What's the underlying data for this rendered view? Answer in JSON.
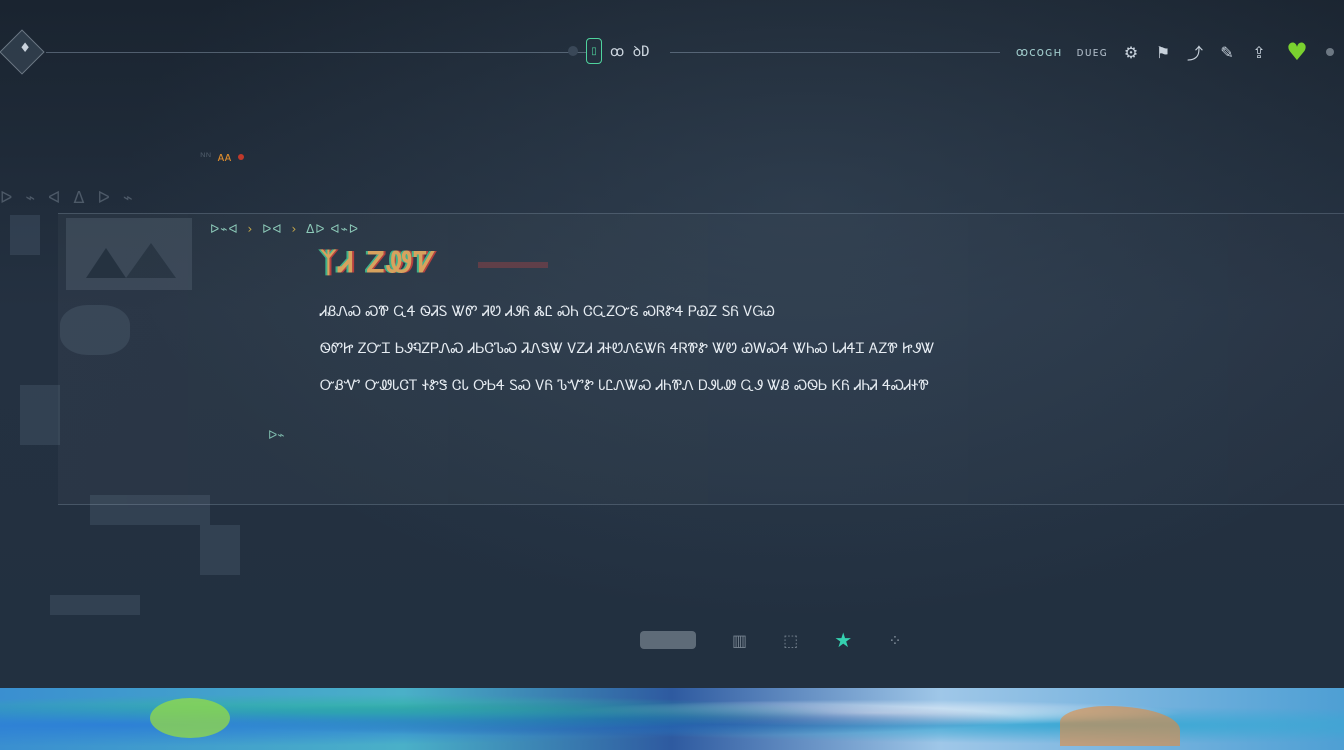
{
  "topbar": {
    "logo_glyph": "♦",
    "center_badge_glyph": "▯",
    "center_label": "ꝏ ꝺD",
    "right_text_1": "ꝏᴄᴏɢʜ",
    "right_text_2": "ᴅᴜᴇɢ",
    "icons": [
      "gear-icon",
      "flag-icon",
      "arrow-icon",
      "chat-icon",
      "share-icon"
    ],
    "icon_glyphs": [
      "⚙",
      "⚑",
      "⤴",
      "✎",
      "⇪"
    ],
    "heart_glyph": "♥",
    "accent_color": "#7ad12f"
  },
  "tag": {
    "left_text": "ᴺᴺ",
    "orange_text": "ᴀᴀ"
  },
  "category_row": "ᐅ ⌁ ᐊ ᐃ ᐅ ⌁",
  "panel": {
    "breadcrumb_items": [
      "ᐅ⌁ᐊ",
      "ᐅᐊ",
      "ᐃᐅ ᐊ⌁ᐅ"
    ],
    "title": "ᛉᏗ ᏃᏪᏤ",
    "paragraphs": [
      "ᏗᏰᏁᏍ ᏍᏈ ᏩᏎ ᏫᏘᏚ ᏔᏛ ᏘᏬ ᏗᏭᏲ ᏜᏝ ᏍᏂ ᏣᏩᏃᏅᏋ ᏍᏒᏑᏎ ᏢᏯᏃ ᏚᏲ ᏙᏀᏊ",
      "ᏫᏛᏥ ᏃᏅᏆ ᏏᏭᏄᏃᏢᏁᏍ ᏗᏏᏣᏖᏍ ᏘᏁᏕᏔ ᏙᏃᏗ ᏘᏐᏬᏁᏋᏔᏲ ᏎᏒᏈᏑ ᏔᏬ ᏯᎳᏍᏎ ᏔᏂᏍ ᏓᏗᏎᏆ ᎪᏃᏈ ᏥᏭᏔ",
      "ᏅᏰᏉ ᏅᏪᏓᏣᎢ ᏐᏑᏕ ᏣᏓ ᎤᏏᏎ ᏚᏍ ᏙᏲ ᏖᏉᏑ ᏓᏝᏁᏔᏍ ᏗᏂᏈᏁ ᎠᏭᏓᏪ ᏩᏭ ᏔᏰ ᏍᏫᏏ ᏦᏲ ᏗᏂᏘ ᏎᏍᏗᏐᏈ"
    ]
  },
  "side_marker": "ᐅ⌁",
  "bottom_icons": [
    "ᐃᐅ",
    "▥",
    "⬚"
  ],
  "bottom_star": "★"
}
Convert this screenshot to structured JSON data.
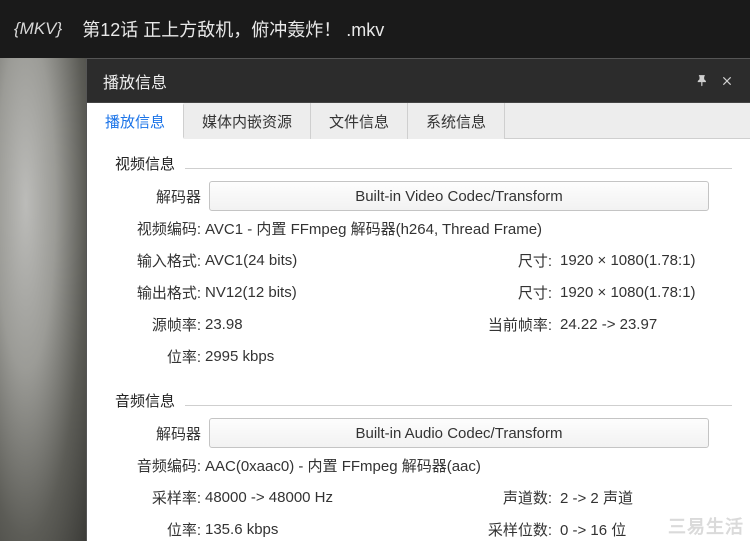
{
  "title": {
    "ext_tag": "{MKV}",
    "filename": "第12话 正上方敌机，俯冲轰炸！ .mkv"
  },
  "panel": {
    "title": "播放信息",
    "tabs": [
      {
        "label": "播放信息",
        "active": true
      },
      {
        "label": "媒体内嵌资源",
        "active": false
      },
      {
        "label": "文件信息",
        "active": false
      },
      {
        "label": "系统信息",
        "active": false
      }
    ]
  },
  "video": {
    "group_title": "视频信息",
    "decoder_label": "解码器",
    "decoder_btn": "Built-in Video Codec/Transform",
    "rows": [
      {
        "label": "视频编码:",
        "value": "AVC1 - 内置 FFmpeg 解码器(h264, Thread Frame)"
      },
      {
        "label": "输入格式:",
        "value": "AVC1(24 bits)",
        "sublabel": "尺寸:",
        "subvalue": "1920 × 1080(1.78:1)"
      },
      {
        "label": "输出格式:",
        "value": "NV12(12 bits)",
        "sublabel": "尺寸:",
        "subvalue": "1920 × 1080(1.78:1)"
      },
      {
        "label": "源帧率:",
        "value": "23.98",
        "sublabel": "当前帧率:",
        "subvalue": "24.22 -> 23.97"
      },
      {
        "label": "位率:",
        "value": "2995 kbps"
      }
    ]
  },
  "audio": {
    "group_title": "音频信息",
    "decoder_label": "解码器",
    "decoder_btn": "Built-in Audio Codec/Transform",
    "rows": [
      {
        "label": "音频编码:",
        "value": "AAC(0xaac0) - 内置 FFmpeg 解码器(aac)"
      },
      {
        "label": "采样率:",
        "value": "48000 -> 48000 Hz",
        "sublabel": "声道数:",
        "subvalue": "2 -> 2 声道"
      },
      {
        "label": "位率:",
        "value": "135.6 kbps",
        "sublabel": "采样位数:",
        "subvalue": "0 -> 16 位"
      }
    ]
  },
  "watermark": "三易生活"
}
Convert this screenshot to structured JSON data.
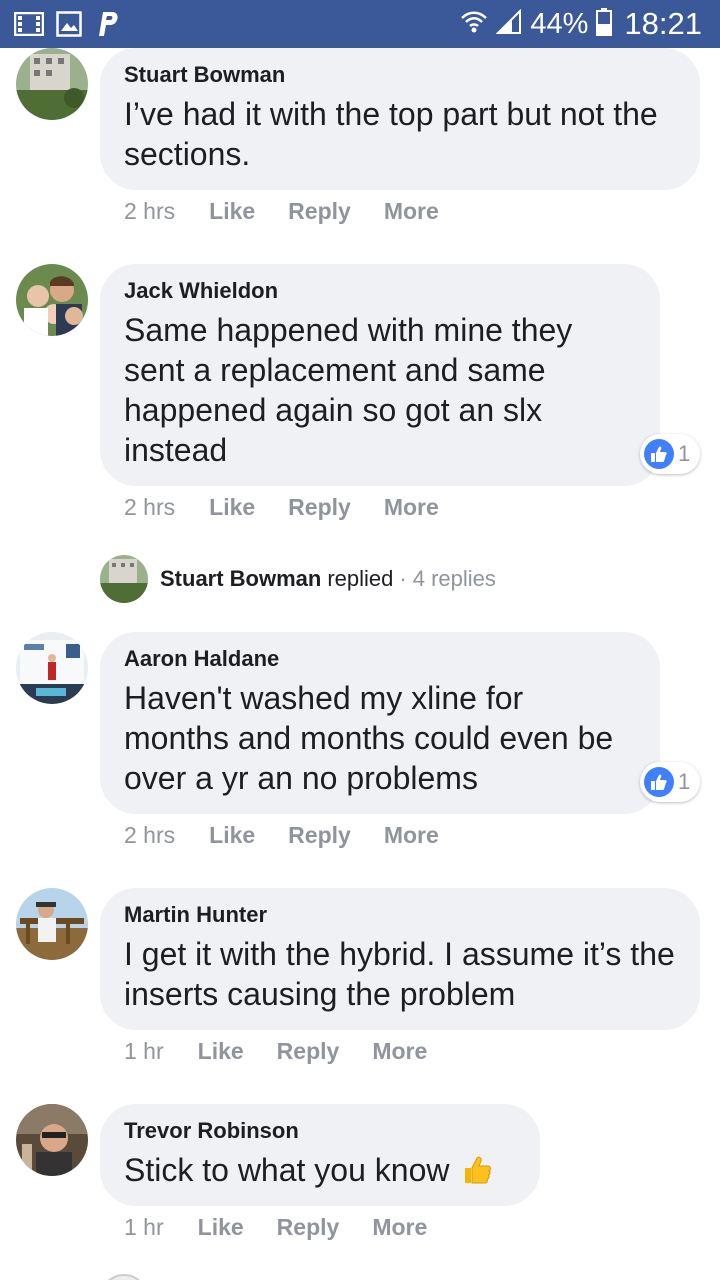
{
  "status_bar": {
    "left_icons": [
      "film-icon",
      "image-icon",
      "paypal-icon"
    ],
    "battery": "44%",
    "time": "18:21"
  },
  "comments": [
    {
      "author": "Stuart Bowman",
      "text": "I’ve had it with the top part but not the sections.",
      "time": "2 hrs",
      "like_label": "Like",
      "reply_label": "Reply",
      "more_label": "More"
    },
    {
      "author": "Jack Whieldon",
      "text": "Same happened with mine they sent a replacement and same happened again so got an slx instead",
      "reaction_count": "1",
      "time": "2 hrs",
      "like_label": "Like",
      "reply_label": "Reply",
      "more_label": "More"
    },
    {
      "author": "Aaron Haldane",
      "text": "Haven't washed my xline for months and months could even be over a yr an no problems",
      "reaction_count": "1",
      "time": "2 hrs",
      "like_label": "Like",
      "reply_label": "Reply",
      "more_label": "More"
    },
    {
      "author": "Martin Hunter",
      "text": "I get it with the hybrid. I assume it’s the inserts causing the problem",
      "time": "1 hr",
      "like_label": "Like",
      "reply_label": "Reply",
      "more_label": "More"
    },
    {
      "author": "Trevor Robinson",
      "text": "Stick to what you know",
      "time": "1 hr",
      "like_label": "Like",
      "reply_label": "Reply",
      "more_label": "More"
    }
  ],
  "reply_summary": {
    "name": "Stuart Bowman",
    "word": "replied",
    "dot": "·",
    "count": "4 replies"
  },
  "colors": {
    "header": "#3b5998",
    "bubble": "#f0f1f4",
    "like_blue": "#4080ff",
    "muted": "#90949c"
  }
}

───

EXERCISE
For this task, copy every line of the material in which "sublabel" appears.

ANSWER TO THE EXERCISE
        "sublabel": "尺寸:",
        "sublabel": "尺寸:",
        "sublabel": "当前帧率:",
        "sublabel": "声道数:",
        "sublabel": "采样位数:",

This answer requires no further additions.